YCD Board and Staff held a planning day and it was decided that we move into a more formal direction working with Young People. Due to the number of Young People who offend and those at risk of offending the focus was clearly identified. The first specific Youth Justice service contract negotiated was Community Service Coordination for young people who are required to complete hours under a Community Service or Community Works order.
This project has streamlined services for these Young People creating clearer accountability by them and a consistent system for them to understand. This project was a 2 year pilot partly funded by Child Youth and Family.
In addition to this we have identified the need to provide case management systems for these and other Young People to support change in their lives.
Christchurch City Council community relations division agreed to contract several independent evaluations to be done on groups that were allocated funding and appeared as a seperate ongoing item in the budget. YCD was one of three groups to be evaluated in 2002. Creative Communities was contracted to carry out the evaluation which was very thorough and intense process for Board, Management and Staff. The evaluation was completed and presented to YCD in mid December 2002 and become an extremely valuable tool for the organisation.

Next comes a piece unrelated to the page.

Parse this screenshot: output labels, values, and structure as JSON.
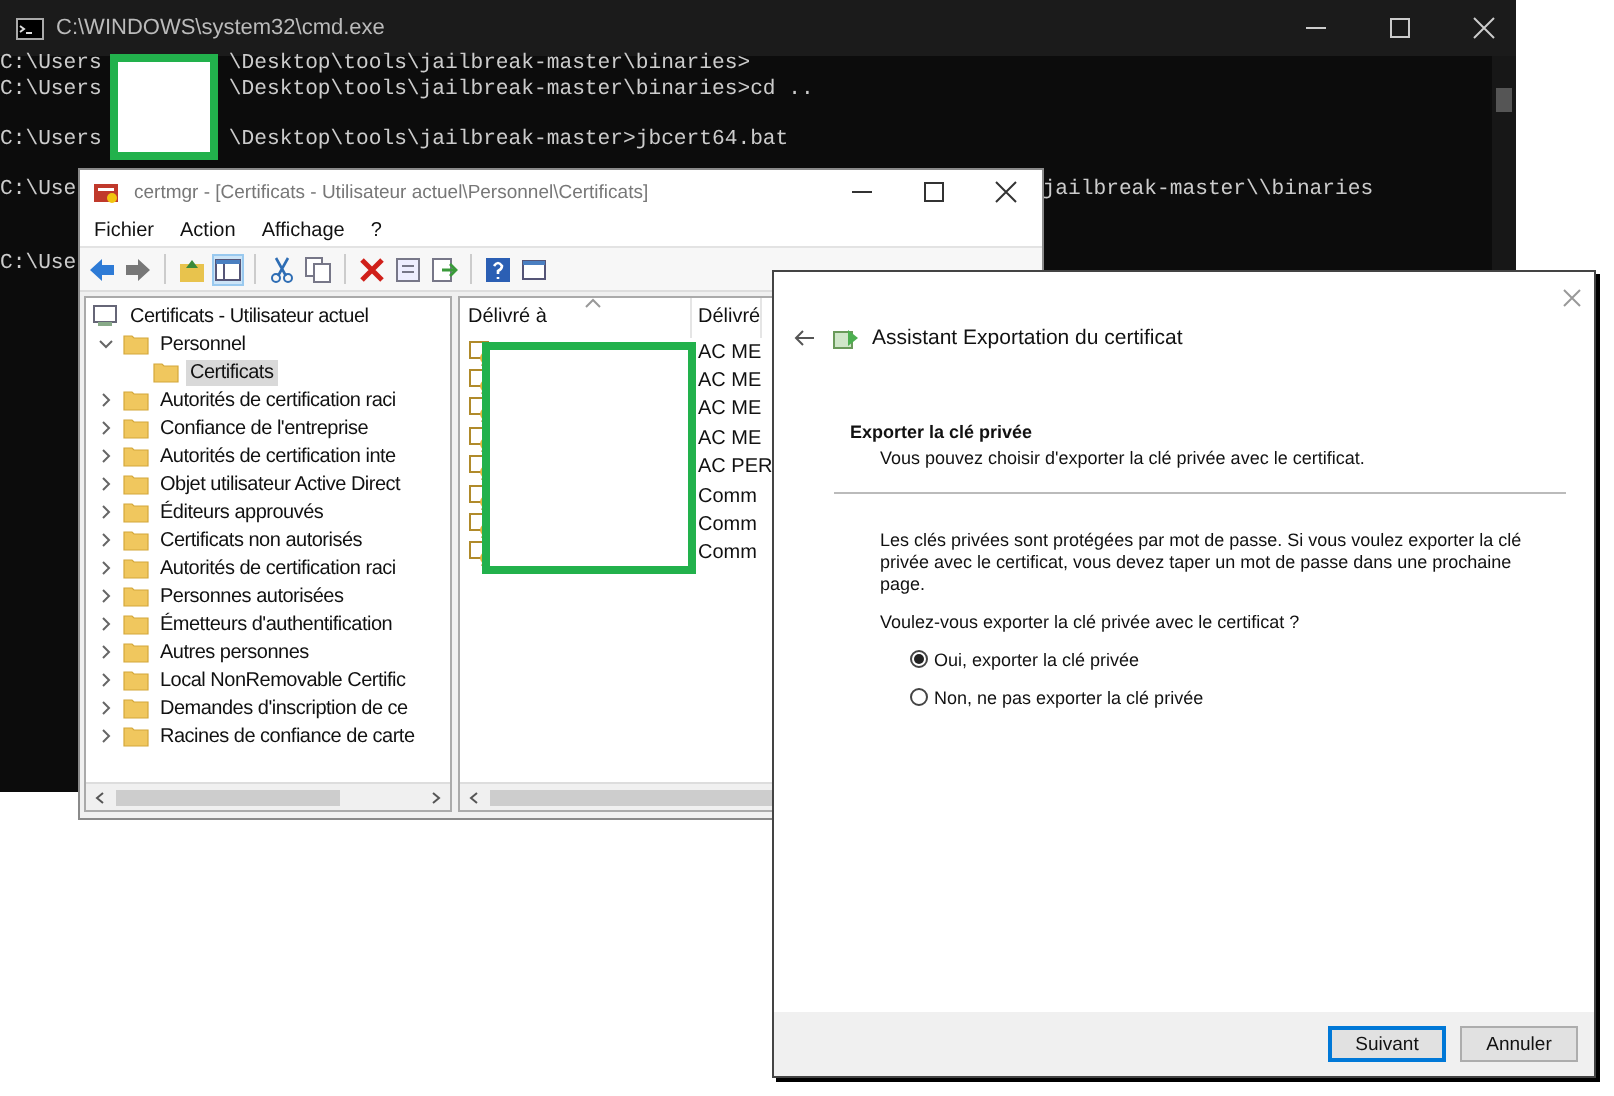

In September 2002 YCD had been notified that 92 Lichfield Street had been sold and to the company 92 Lichfield Co and redevelopment was in the planning. The Manager contacted Christchurch City Council and requested a meeting about the commitment Council had to the ongoing support for YCD. A proposal was given to the finance committee asking for a further commitment for YCD lease costs. The commitment was set at 50,000 per year.
In May 2003 a building became available in Cashel Street and after several visits and much discussion with CCC property section and the owner we saw this as a brilliant option. The CCC was approached by the Manger to consider increasing the amount granted from 50,000 to 70,000. A 6 year lease was signed for 212 Cashel Street through to 23 Bedford Row and the centre was moved on the 7 July 2003. The new premises were very different to the previous venues. The building was 7 years old, Three stories high with many additional chattels.
Following the 22 February 2011 Earthquake YCD relocated to 301 Cashel Street where we continue to provide the services to Young People.
YCD had been for some time moving into working with Young People involved in the Justice system. It was decided to move the main focus of the organisation from DropIn to Case Management services for Young People.
YCD also increased the services provided by securing contracts and 15 years of life has determined the direction of services by being prepared to consider change based on need.
YCD Provides services to Young People who are at risk of or who are getting involved in an offending circle. The services offered at YCD have been developed over time through recognising a need. There are now some Care and Protection services within YCD focusing on safety, wellbeing, education and support.
YCD has a diverse staff makeup offering physical, psychological, cultural and spiritual safety in the services.
All staff are required to be Members of the Canterbury Youth Workers Collective practicing within the the standards set out in the Code of Ethics.
Through the projects run at YCD Young People are case managed providing assessment of need and referrals to specific and appropriate agencies for things such as, Drug and Alcohol, Stopping Violence, Abuse and Grief Counselling, Whakapapa, Victim Support and Legal advice. Young People are also encouraged to reconnect with old interests such as Sport, the Arts, Cultural Groups, Church and other activities. All services offered at YCD are inline with the Youth Development Strategy, Youth Offending Strategy and the Youth Health Strategy.